--- DATA FOR REVIEW ---

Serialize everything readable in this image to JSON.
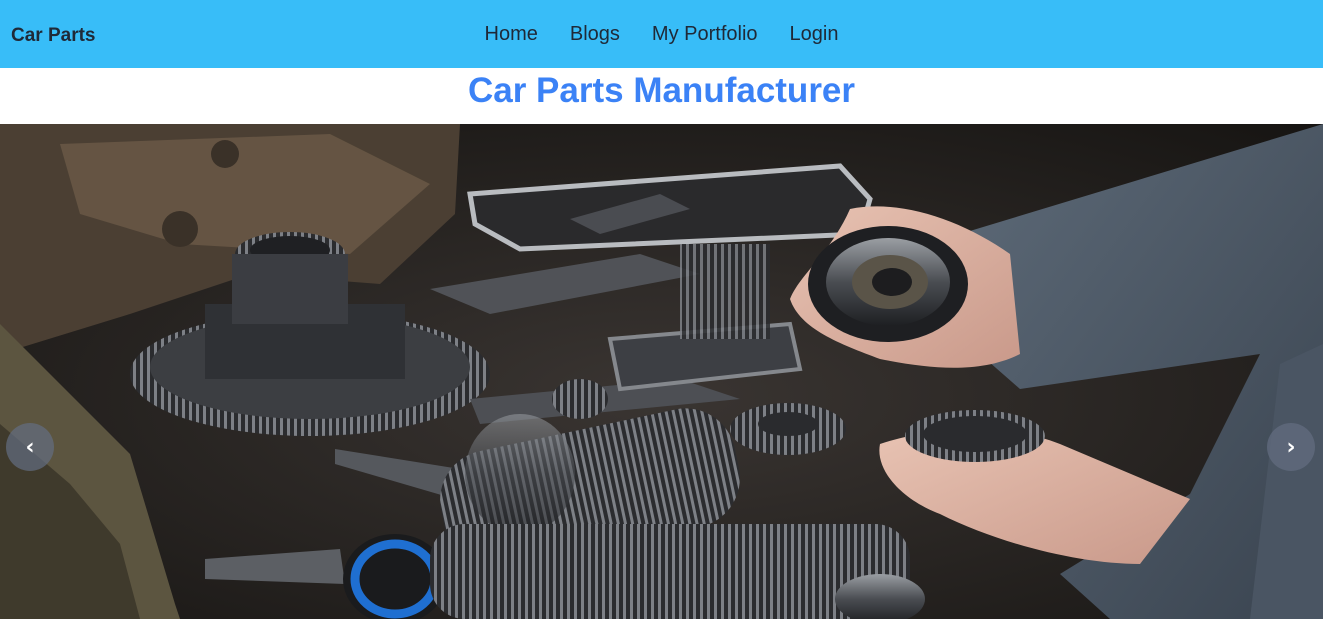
{
  "navbar": {
    "brand": "Car Parts",
    "items": [
      {
        "label": "Home"
      },
      {
        "label": "Blogs"
      },
      {
        "label": "My Portfolio"
      },
      {
        "label": "Login"
      }
    ],
    "background": "#38bdf8"
  },
  "hero": {
    "title": "Car Parts Manufacturer",
    "title_color": "#3b82f6"
  },
  "carousel": {
    "image_subject": "hands holding gear parts on a workbench",
    "prev_icon": "chevron-left-icon",
    "next_icon": "chevron-right-icon",
    "prev_glyph": "‹",
    "next_glyph": "›"
  }
}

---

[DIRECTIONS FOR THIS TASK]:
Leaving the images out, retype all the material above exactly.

[WRITTEN ANSWER]:
Serialize everything readable in this image to JSON.
{
  "navbar": {
    "brand": "Car Parts",
    "items": [
      {
        "label": "Home"
      },
      {
        "label": "Blogs"
      },
      {
        "label": "My Portfolio"
      },
      {
        "label": "Login"
      }
    ],
    "background": "#38bdf8"
  },
  "hero": {
    "title": "Car Parts Manufacturer",
    "title_color": "#3b82f6"
  },
  "carousel": {
    "image_subject": "hands holding gear parts on a workbench",
    "prev_icon": "chevron-left-icon",
    "next_icon": "chevron-right-icon",
    "prev_glyph": "‹",
    "next_glyph": "›"
  }
}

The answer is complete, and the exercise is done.